*** DATASET EXCERPTS Section Begins ***
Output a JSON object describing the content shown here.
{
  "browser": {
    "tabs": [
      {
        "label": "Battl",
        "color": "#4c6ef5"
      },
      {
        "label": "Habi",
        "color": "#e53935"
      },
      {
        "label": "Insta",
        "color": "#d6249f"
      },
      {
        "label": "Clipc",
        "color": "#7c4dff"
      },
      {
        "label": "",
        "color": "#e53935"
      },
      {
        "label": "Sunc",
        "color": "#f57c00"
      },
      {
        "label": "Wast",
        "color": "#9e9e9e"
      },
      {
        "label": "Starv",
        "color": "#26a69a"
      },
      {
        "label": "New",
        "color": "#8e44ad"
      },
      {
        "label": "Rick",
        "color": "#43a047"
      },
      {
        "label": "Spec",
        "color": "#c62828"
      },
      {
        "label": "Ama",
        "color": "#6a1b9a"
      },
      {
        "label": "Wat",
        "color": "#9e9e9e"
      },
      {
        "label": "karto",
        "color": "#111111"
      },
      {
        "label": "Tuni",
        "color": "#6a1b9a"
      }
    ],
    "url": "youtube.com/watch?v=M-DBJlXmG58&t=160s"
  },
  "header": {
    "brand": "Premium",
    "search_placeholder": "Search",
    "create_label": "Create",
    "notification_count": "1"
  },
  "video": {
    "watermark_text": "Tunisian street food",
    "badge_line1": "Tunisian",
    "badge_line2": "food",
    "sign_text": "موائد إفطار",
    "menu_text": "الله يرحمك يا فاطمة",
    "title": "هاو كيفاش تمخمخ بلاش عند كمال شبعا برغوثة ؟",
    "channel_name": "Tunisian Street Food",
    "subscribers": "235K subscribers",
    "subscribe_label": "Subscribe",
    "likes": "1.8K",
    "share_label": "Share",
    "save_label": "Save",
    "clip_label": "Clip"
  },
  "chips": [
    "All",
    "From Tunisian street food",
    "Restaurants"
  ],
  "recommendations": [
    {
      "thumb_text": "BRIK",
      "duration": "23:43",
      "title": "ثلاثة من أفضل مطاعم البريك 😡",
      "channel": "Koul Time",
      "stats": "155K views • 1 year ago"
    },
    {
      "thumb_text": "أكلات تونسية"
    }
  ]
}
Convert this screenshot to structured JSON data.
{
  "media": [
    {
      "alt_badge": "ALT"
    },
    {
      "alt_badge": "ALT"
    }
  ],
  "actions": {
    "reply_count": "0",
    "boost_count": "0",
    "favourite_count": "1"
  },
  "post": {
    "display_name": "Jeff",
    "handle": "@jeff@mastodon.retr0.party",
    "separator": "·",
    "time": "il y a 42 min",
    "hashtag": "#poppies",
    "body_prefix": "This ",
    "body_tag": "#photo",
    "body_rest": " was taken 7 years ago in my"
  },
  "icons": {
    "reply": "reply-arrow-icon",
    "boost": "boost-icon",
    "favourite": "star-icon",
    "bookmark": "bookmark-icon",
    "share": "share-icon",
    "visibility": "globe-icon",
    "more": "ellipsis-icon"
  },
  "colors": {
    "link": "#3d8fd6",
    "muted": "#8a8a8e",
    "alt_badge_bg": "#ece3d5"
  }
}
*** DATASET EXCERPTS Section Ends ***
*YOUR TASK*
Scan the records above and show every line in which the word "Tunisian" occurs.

*ANSWER AREA*
    "watermark_text": "Tunisian street food",
    "badge_line1": "Tunisian",
    "channel_name": "Tunisian Street Food",
    "From Tunisian street food",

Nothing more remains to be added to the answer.